» WHAT TO WORK ON:
In the data that follows, how many lines contain the word "label"? Give only that number.

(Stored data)
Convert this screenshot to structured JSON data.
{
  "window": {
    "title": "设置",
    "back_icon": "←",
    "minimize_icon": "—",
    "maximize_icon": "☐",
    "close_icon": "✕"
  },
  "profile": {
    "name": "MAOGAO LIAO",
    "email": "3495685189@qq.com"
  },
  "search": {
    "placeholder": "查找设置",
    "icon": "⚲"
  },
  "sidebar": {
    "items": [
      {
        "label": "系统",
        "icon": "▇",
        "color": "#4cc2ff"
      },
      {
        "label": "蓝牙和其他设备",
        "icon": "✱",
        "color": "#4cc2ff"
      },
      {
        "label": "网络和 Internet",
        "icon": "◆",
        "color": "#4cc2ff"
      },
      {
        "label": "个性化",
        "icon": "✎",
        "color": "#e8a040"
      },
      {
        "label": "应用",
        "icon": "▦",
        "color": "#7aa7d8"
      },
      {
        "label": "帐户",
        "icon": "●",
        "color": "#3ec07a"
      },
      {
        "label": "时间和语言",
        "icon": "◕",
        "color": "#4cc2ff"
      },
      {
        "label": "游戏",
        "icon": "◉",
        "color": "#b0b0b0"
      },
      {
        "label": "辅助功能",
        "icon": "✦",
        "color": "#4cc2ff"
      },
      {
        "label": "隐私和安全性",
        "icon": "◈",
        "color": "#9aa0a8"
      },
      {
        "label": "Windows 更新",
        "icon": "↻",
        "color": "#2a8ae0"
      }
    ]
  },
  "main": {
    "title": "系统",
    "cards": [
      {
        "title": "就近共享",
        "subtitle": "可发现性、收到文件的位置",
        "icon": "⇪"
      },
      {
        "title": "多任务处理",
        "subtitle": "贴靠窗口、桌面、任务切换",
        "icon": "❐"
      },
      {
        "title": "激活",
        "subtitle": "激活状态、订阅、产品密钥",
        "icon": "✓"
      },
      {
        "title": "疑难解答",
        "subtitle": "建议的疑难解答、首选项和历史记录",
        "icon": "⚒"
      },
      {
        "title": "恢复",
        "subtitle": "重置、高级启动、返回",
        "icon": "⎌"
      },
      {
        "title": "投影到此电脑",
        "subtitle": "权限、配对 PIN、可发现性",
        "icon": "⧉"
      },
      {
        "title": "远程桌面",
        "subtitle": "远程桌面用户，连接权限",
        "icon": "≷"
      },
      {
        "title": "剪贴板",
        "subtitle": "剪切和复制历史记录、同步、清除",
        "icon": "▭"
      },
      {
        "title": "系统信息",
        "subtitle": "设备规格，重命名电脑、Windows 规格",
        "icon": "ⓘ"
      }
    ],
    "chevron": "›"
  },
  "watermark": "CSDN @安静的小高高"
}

» OUTPUT BELOW:
11